I’d like to point out an interesting article by Ron Rosenbaum over at Slate who writes about his journey to find great blurbs of adulation on poetry and poets. He goes through how hard it is to blurb, to condense a great poet or poet’s book down to two sentences (with a great quote from T.S. Eliot on being chided for praising too little and too much):
"I wanted to find a way to praise the poem that would do justice to it after so many others had praised it to the point of exhaustion. I wanted to convey to others why I thought "To Autumn" was probably the greatest lyric poem in the language."
Keat’s “To Autumn” is Rosenbaum’s trip down the rabbit hole. With more research, Rosenbaum starts to find some particularly choice praises for Keats. He brings up our distinguished teacher Stanley Plumly and his Posthumous Keats:
Plumly does a pretty good job of describing what is remarkable about "Autumn," its burnished bucolic surface, and the Modernist shadows it harbors…
There is something ineffably "self-created" about the poem, a melancholy Grecian urn of the psyche (in ode-speak) set down like the monolith* in 2001 and leaving us little to do but gather round and gibber at its flawless alien perfection. He's onto something.
Next, Rosenbaum tells us of his find at The Page, which has the best, wittiest, sharpest, and most striking two-line excerpts from reviews of contemporary poetry. They’ve also got a huge blog roll, and my favorite part is on the left-hand side at the bottom page: links to classic essays by Donald Hall, Marjorie Perloff, and others on what poetry is.

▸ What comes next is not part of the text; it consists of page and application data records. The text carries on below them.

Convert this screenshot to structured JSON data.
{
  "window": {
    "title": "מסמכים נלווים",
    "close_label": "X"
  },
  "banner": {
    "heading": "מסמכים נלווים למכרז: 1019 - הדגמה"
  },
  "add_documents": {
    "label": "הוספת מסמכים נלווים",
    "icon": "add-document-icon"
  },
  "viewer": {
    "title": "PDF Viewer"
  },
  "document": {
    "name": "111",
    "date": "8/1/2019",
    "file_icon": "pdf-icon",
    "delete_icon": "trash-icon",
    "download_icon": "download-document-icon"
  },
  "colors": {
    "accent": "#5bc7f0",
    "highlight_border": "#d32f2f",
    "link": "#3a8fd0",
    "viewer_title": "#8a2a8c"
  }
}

Like most of the Internet when you click on an article, you usually click another link in that article, then another, and farther down the rabbit hole you go. But these classic essays by Donald Hall and Marjorie Perloff are great for beginning poets and a spur in the backside when any poet needs a jumpstart.